**Exercise requirements**
Each line of the records below that holds "does" should be returned.

**Provided material**
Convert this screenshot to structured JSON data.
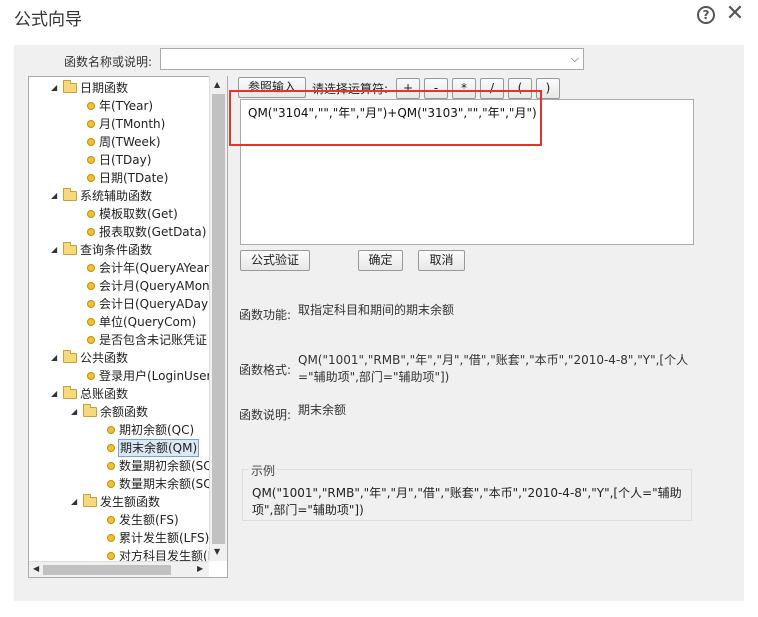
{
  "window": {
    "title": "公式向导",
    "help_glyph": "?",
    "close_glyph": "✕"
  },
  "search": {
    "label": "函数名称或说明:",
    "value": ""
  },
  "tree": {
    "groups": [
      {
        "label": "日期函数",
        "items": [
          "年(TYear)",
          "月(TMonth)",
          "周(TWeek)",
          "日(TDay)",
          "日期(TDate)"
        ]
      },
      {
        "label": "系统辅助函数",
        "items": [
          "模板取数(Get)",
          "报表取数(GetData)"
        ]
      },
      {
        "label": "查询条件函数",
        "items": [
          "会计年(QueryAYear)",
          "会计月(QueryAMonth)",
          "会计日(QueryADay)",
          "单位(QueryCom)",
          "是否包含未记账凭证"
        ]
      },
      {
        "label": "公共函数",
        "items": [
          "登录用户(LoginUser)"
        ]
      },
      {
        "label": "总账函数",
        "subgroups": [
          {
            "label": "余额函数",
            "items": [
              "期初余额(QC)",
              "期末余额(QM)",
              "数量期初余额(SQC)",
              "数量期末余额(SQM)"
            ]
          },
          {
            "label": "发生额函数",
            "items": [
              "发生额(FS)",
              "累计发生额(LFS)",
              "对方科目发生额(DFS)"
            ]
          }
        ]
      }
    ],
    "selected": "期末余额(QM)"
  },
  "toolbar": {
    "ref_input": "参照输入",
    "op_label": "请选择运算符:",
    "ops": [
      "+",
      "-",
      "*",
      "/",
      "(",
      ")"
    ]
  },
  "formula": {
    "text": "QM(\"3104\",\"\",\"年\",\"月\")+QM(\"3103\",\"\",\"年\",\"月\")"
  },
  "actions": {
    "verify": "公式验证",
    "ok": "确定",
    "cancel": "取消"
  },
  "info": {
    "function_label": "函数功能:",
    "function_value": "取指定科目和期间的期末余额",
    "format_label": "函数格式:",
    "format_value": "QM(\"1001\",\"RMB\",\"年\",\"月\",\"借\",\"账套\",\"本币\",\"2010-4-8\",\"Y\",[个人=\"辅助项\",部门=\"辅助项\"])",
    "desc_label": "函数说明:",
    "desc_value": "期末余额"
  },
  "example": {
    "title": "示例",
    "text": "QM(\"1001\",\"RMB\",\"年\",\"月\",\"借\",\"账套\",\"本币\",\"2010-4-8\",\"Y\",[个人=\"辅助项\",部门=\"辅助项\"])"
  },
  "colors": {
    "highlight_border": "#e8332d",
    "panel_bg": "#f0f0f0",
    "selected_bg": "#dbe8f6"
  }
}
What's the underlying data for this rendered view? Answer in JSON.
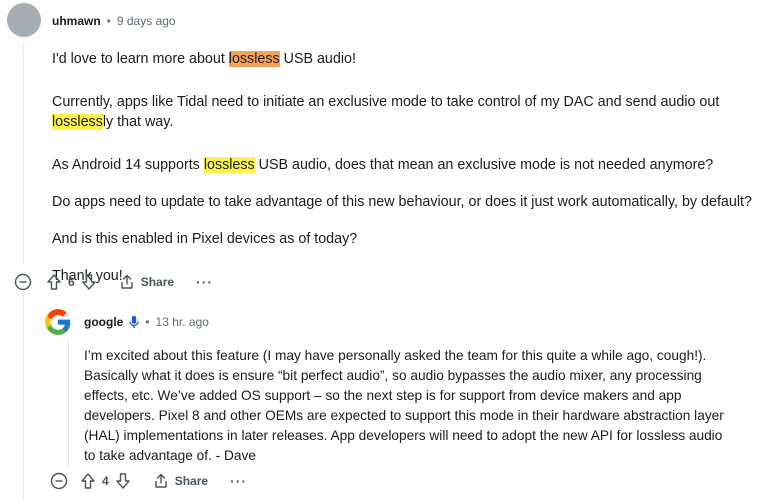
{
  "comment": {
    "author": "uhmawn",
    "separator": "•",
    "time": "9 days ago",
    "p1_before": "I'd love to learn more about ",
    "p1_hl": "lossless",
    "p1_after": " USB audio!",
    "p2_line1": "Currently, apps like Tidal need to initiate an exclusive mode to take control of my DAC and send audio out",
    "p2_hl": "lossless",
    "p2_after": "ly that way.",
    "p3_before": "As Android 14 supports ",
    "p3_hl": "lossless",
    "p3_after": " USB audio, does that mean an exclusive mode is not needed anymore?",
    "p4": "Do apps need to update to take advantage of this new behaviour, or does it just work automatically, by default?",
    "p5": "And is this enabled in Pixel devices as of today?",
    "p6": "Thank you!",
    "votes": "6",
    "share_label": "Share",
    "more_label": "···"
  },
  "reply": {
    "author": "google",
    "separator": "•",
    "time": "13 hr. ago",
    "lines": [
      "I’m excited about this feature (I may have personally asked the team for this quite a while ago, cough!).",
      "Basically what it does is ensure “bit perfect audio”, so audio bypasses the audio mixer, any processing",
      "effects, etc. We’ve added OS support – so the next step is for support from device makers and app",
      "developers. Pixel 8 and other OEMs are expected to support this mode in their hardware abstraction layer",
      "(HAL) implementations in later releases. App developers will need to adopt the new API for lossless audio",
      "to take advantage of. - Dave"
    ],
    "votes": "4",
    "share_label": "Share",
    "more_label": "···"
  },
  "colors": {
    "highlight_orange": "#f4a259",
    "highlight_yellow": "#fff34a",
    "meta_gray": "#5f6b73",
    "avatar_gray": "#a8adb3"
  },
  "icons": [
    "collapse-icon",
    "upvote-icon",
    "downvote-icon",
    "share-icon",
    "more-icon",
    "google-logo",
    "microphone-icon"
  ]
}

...

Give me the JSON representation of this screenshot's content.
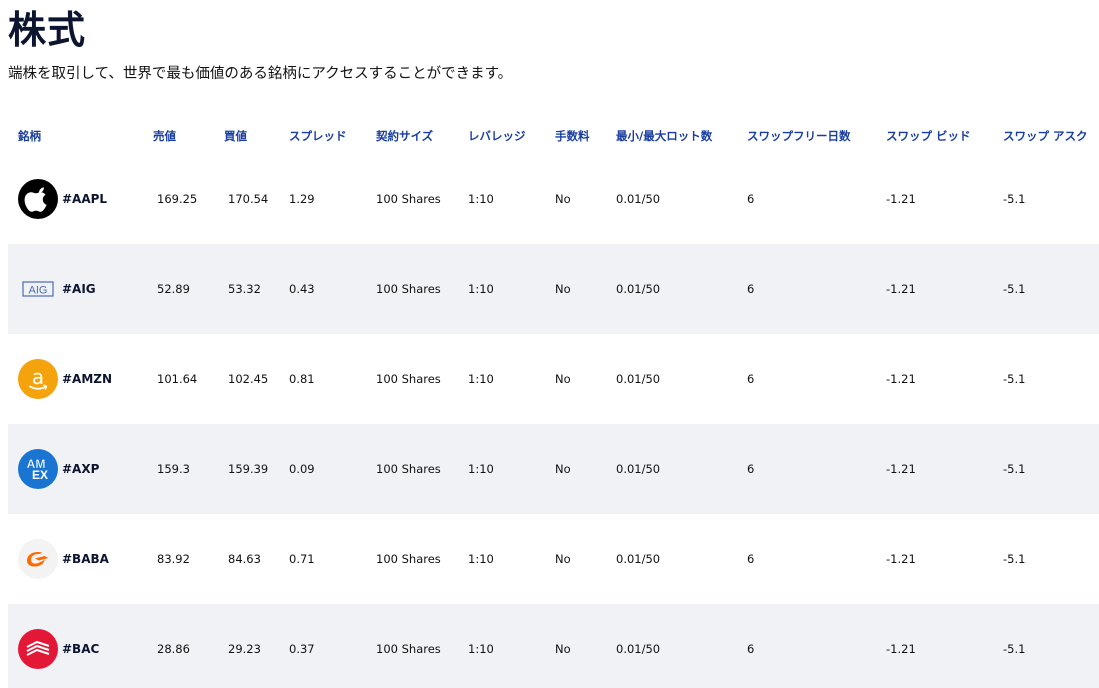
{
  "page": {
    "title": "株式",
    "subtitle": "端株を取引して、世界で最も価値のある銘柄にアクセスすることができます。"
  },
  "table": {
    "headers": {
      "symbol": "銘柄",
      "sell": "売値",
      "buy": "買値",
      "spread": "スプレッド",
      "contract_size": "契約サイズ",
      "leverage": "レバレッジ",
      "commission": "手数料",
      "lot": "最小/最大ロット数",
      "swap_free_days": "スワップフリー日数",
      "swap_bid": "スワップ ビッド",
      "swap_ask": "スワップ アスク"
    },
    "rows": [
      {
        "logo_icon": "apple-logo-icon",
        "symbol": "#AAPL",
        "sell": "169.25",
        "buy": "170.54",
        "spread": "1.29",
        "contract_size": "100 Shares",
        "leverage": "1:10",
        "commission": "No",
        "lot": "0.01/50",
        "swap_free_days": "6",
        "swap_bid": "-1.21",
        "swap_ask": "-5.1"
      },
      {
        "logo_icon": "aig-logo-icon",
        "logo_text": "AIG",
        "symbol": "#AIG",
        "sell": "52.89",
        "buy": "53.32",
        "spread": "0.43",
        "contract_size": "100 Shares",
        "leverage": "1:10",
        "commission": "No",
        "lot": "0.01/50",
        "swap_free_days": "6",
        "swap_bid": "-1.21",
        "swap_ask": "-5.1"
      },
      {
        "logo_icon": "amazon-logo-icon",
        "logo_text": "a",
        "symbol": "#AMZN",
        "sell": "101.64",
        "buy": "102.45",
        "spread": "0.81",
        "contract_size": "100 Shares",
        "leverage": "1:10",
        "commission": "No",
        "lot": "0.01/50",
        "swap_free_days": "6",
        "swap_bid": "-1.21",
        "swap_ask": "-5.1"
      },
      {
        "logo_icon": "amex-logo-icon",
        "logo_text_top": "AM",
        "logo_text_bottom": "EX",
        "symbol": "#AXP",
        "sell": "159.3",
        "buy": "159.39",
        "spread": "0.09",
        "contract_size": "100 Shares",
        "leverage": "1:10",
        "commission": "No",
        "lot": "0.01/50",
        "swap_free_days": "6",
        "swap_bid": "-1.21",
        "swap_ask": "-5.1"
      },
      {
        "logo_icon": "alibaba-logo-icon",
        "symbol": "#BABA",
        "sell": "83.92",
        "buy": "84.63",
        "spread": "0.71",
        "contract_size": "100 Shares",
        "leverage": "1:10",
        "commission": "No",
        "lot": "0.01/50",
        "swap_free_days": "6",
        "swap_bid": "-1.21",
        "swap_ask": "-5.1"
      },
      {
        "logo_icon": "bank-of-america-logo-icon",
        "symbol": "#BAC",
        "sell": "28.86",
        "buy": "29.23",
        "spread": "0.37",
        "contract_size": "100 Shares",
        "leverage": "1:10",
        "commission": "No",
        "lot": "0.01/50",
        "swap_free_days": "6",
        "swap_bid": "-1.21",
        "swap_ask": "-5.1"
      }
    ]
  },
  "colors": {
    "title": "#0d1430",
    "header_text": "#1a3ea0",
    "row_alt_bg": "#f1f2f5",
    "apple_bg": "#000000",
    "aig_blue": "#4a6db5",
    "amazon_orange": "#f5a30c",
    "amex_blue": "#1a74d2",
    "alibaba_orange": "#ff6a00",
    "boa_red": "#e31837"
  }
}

**Your solution**
    "p3_after": " USB audio, does that mean an exclusive mode is not needed anymore?",
    "p4": "Do apps need to update to take advantage of this new behaviour, or does it just work automatically, by default?",
      "Basically what it does is ensure “bit perfect audio”, so audio bypasses the audio mixer, any processing",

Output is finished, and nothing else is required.